Collected data
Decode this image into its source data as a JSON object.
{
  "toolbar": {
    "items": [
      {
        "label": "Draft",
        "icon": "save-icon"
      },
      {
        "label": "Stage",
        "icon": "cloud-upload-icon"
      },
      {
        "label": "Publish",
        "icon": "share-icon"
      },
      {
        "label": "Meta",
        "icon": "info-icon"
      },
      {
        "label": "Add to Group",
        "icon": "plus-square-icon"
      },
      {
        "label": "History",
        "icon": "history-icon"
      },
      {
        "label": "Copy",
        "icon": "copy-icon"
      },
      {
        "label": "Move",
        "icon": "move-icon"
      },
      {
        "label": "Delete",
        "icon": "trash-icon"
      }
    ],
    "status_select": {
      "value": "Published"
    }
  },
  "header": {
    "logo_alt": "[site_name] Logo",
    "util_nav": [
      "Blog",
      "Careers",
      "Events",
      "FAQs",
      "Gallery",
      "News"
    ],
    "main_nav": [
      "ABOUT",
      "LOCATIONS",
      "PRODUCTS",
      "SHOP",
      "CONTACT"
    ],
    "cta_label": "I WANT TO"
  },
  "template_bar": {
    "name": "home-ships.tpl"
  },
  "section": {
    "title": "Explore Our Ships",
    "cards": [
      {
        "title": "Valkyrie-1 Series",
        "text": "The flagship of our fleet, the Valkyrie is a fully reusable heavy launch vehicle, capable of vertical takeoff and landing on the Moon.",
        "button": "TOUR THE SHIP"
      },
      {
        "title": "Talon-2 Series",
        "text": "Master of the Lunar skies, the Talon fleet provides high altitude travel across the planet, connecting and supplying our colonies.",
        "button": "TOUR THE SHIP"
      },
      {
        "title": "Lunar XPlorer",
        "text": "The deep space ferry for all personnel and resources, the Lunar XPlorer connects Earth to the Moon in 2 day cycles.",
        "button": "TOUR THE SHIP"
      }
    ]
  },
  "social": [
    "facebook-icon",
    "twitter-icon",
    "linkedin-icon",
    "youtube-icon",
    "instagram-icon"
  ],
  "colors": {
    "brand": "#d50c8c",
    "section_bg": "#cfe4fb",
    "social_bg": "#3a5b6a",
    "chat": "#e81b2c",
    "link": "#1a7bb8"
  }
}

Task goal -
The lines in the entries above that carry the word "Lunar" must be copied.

Finished task -
        "text": "Master of the Lunar skies, the Talon fleet provides high altitude travel across the planet, connecting and supplying our colonies.",
        "title": "Lunar XPlorer",
        "text": "The deep space ferry for all personnel and resources, the Lunar XPlorer connects Earth to the Moon in 2 day cycles.",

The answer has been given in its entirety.